[Stored data]
##########

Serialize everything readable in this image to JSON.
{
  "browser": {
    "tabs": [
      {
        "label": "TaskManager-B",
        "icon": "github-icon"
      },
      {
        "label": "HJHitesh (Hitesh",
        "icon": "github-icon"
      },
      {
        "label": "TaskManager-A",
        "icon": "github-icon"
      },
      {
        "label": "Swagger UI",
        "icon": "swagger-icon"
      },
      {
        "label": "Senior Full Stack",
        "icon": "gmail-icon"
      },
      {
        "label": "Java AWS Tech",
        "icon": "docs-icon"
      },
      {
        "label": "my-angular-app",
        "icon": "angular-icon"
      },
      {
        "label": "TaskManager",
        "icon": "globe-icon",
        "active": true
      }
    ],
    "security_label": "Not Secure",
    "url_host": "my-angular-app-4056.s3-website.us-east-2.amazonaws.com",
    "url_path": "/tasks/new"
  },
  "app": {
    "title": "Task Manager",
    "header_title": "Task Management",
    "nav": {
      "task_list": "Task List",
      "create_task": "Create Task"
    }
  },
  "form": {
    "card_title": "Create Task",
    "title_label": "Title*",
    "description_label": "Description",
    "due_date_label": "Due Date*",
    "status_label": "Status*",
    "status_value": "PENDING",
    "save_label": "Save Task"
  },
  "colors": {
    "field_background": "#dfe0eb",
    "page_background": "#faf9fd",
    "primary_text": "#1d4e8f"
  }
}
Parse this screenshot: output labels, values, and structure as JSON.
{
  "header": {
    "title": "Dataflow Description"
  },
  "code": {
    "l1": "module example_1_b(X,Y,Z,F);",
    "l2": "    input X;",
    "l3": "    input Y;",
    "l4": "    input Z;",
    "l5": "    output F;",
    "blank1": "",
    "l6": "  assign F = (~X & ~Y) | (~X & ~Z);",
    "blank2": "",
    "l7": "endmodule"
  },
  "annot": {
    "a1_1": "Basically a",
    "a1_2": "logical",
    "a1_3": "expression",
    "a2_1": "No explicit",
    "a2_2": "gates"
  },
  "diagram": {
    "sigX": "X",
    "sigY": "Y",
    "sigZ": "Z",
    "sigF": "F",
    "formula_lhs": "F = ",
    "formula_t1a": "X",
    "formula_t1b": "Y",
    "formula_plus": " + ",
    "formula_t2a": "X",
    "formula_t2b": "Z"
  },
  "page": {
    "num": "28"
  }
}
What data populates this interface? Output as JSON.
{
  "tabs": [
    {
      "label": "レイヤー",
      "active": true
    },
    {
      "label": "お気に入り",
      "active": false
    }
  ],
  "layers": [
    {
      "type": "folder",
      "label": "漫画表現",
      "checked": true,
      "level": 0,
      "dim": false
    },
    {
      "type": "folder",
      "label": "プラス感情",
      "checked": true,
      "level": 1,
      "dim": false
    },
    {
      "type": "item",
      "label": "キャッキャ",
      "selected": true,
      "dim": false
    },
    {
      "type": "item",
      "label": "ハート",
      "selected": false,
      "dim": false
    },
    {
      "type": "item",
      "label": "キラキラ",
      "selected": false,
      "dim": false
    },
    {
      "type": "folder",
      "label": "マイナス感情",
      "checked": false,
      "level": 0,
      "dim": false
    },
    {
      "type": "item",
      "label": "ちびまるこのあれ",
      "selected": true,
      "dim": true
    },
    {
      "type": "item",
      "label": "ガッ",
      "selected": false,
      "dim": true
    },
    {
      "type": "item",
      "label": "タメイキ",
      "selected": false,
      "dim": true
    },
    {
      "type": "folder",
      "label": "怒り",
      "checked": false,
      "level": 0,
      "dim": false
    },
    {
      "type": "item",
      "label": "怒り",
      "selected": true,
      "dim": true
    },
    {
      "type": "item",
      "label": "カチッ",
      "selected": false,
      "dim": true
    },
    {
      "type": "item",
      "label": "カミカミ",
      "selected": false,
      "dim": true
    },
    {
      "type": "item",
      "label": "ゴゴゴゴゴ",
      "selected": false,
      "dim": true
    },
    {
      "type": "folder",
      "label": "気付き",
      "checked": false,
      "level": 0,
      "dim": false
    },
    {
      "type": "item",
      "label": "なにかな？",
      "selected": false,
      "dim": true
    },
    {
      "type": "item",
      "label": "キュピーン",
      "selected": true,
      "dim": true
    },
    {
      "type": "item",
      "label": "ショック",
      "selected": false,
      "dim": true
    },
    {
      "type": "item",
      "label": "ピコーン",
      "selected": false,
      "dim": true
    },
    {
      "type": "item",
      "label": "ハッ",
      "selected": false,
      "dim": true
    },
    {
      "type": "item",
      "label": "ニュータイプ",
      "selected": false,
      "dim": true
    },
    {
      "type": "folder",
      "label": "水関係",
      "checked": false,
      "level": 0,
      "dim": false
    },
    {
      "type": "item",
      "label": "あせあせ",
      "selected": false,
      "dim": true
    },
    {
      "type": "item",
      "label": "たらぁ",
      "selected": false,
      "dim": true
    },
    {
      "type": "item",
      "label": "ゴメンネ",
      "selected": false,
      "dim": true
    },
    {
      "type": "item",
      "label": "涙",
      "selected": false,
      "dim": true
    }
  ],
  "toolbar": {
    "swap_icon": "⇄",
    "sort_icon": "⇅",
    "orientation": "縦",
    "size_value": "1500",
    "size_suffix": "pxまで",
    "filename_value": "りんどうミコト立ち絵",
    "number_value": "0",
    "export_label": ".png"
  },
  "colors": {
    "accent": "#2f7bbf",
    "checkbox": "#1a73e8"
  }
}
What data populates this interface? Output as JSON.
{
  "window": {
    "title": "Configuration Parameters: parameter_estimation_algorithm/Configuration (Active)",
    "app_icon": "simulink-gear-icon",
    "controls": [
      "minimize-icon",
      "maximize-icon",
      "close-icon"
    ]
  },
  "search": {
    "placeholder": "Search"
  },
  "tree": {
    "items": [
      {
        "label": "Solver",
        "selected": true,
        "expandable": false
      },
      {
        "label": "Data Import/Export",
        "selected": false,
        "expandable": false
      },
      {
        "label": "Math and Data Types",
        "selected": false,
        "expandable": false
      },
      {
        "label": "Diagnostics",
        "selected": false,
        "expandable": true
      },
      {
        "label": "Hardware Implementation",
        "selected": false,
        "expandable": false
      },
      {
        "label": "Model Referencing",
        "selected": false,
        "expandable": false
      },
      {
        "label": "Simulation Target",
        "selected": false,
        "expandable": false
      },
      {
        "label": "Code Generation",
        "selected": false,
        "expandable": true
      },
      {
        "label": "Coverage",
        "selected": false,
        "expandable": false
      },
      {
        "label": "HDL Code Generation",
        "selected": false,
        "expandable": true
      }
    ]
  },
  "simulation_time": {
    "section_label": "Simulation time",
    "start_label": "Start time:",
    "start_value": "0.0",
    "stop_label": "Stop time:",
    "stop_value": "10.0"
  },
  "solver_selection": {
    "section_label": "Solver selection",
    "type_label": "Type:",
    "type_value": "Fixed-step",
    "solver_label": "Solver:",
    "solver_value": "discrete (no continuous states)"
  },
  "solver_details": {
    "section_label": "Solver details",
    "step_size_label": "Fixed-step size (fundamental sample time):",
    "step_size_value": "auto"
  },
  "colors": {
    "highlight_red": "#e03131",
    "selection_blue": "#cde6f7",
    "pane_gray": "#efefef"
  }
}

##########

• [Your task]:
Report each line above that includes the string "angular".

• [Exercise result]:
        "label": "my-angular-app",
        "icon": "angular-icon"
    "url_host": "my-angular-app-4056.s3-website.us-east-2.amazonaws.com",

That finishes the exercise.